▶ _Exercise directions_: Review the listing and copy each line that holds the word "JSON".

--

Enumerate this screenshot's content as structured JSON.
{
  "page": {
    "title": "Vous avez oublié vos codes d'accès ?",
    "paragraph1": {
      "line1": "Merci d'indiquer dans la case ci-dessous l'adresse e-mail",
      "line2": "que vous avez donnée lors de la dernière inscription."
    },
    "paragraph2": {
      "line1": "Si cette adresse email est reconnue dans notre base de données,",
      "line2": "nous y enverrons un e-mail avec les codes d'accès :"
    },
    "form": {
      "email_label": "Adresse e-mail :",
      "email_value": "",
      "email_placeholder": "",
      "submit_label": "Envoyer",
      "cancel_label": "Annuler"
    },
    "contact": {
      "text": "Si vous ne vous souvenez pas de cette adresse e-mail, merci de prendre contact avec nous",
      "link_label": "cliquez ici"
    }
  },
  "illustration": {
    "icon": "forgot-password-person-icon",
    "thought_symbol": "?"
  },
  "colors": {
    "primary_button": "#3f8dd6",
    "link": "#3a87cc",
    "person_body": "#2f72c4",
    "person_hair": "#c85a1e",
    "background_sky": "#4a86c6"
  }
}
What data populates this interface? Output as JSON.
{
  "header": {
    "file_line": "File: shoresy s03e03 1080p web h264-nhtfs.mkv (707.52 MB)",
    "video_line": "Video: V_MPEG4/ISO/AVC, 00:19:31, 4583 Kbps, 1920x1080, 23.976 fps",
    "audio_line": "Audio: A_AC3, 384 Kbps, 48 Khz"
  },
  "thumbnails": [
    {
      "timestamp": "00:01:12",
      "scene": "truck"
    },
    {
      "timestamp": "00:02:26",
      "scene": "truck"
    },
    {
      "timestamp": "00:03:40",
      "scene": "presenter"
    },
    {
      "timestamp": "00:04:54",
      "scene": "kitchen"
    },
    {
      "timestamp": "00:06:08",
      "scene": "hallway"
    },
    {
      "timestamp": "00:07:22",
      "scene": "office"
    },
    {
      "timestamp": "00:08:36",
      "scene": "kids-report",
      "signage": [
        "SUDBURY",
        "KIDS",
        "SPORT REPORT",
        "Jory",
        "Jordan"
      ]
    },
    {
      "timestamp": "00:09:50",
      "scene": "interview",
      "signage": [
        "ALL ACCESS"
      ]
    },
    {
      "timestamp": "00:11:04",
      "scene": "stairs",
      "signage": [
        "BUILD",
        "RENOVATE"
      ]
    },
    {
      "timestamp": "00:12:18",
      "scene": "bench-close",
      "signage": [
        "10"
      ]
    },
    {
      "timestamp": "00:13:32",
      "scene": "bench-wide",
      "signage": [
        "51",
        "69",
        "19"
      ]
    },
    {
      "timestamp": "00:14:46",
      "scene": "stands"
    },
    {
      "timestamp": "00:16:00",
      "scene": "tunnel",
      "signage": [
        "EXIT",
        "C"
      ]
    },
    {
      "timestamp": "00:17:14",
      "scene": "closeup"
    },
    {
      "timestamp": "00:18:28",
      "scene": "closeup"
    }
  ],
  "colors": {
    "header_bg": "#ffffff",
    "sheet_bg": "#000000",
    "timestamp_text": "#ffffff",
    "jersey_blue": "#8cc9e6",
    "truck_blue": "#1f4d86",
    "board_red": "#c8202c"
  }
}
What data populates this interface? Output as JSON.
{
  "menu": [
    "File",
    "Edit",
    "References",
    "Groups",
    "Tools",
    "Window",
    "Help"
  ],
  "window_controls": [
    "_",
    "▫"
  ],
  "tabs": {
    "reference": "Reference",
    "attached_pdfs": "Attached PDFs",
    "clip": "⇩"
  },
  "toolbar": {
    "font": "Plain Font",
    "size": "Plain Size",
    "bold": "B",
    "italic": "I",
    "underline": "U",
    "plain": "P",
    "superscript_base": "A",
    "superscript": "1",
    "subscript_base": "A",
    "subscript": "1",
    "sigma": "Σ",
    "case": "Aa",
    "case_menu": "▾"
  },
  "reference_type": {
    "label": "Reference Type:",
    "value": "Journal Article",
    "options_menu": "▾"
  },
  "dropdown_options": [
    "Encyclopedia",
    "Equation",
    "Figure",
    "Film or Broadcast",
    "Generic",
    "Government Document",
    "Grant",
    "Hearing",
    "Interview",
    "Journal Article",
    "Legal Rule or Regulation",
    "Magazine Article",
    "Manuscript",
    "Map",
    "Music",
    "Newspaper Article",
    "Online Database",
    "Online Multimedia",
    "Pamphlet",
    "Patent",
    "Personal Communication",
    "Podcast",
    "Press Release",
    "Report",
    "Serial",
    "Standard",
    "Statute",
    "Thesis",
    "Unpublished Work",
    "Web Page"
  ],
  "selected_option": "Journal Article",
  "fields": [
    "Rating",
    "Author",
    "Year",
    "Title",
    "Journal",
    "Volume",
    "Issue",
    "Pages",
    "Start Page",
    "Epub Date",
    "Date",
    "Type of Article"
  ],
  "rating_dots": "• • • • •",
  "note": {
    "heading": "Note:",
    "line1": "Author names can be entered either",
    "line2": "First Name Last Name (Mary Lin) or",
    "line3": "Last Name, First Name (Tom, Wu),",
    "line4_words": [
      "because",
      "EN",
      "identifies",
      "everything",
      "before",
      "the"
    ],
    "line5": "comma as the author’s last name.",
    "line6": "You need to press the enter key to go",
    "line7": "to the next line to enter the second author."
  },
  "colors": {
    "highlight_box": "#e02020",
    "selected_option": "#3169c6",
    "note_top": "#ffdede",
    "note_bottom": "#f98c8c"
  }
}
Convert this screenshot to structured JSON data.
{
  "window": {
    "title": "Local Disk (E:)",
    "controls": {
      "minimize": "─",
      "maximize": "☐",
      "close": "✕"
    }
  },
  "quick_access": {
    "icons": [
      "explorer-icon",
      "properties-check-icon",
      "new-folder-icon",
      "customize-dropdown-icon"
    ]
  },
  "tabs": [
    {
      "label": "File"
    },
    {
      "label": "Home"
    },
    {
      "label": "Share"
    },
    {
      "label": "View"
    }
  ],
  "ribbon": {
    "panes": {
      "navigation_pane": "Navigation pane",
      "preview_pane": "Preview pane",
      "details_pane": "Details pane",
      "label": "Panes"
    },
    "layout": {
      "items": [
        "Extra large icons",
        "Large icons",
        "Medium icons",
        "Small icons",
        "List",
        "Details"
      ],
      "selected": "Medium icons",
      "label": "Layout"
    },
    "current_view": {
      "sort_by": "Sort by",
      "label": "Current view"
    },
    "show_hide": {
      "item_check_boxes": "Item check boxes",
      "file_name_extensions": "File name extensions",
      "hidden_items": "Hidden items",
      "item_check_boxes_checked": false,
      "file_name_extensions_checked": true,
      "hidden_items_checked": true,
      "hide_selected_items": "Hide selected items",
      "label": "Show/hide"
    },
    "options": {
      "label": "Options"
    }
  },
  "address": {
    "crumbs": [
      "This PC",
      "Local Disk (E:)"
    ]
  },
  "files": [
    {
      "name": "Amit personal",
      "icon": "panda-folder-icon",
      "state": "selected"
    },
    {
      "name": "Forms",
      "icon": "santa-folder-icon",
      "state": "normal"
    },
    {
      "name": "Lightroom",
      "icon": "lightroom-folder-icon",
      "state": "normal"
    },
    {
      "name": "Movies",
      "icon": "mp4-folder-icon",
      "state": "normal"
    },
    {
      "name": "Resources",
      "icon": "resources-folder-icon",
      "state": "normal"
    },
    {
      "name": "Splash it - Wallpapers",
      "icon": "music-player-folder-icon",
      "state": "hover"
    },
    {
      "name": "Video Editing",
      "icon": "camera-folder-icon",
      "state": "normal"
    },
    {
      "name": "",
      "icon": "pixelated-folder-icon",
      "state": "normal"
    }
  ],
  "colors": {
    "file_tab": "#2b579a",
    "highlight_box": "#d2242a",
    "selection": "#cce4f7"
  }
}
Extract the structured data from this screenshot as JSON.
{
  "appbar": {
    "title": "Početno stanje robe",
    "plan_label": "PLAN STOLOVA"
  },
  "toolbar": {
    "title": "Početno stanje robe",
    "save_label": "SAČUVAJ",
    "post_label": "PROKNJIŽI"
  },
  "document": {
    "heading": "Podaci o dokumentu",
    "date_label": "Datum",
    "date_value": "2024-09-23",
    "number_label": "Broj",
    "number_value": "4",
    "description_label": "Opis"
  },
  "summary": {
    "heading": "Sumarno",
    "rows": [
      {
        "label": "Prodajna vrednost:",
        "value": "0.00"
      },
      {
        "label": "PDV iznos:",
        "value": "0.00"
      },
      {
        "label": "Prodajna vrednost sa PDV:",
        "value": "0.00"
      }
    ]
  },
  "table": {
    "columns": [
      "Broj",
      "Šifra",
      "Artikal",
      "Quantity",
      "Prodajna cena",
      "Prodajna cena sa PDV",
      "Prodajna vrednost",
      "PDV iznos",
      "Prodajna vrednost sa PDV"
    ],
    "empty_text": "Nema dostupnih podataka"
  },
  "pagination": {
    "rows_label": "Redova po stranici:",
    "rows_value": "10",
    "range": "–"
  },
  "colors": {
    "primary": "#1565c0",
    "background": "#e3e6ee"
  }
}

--

▶ _Solution to this task_:
Enumerate this screenshot's content as structured JSON.
What data populates this interface? Output as JSON.
What data populates this interface? Output as JSON.
Convert this screenshot to structured JSON data.
Extract the structured data from this screenshot as JSON.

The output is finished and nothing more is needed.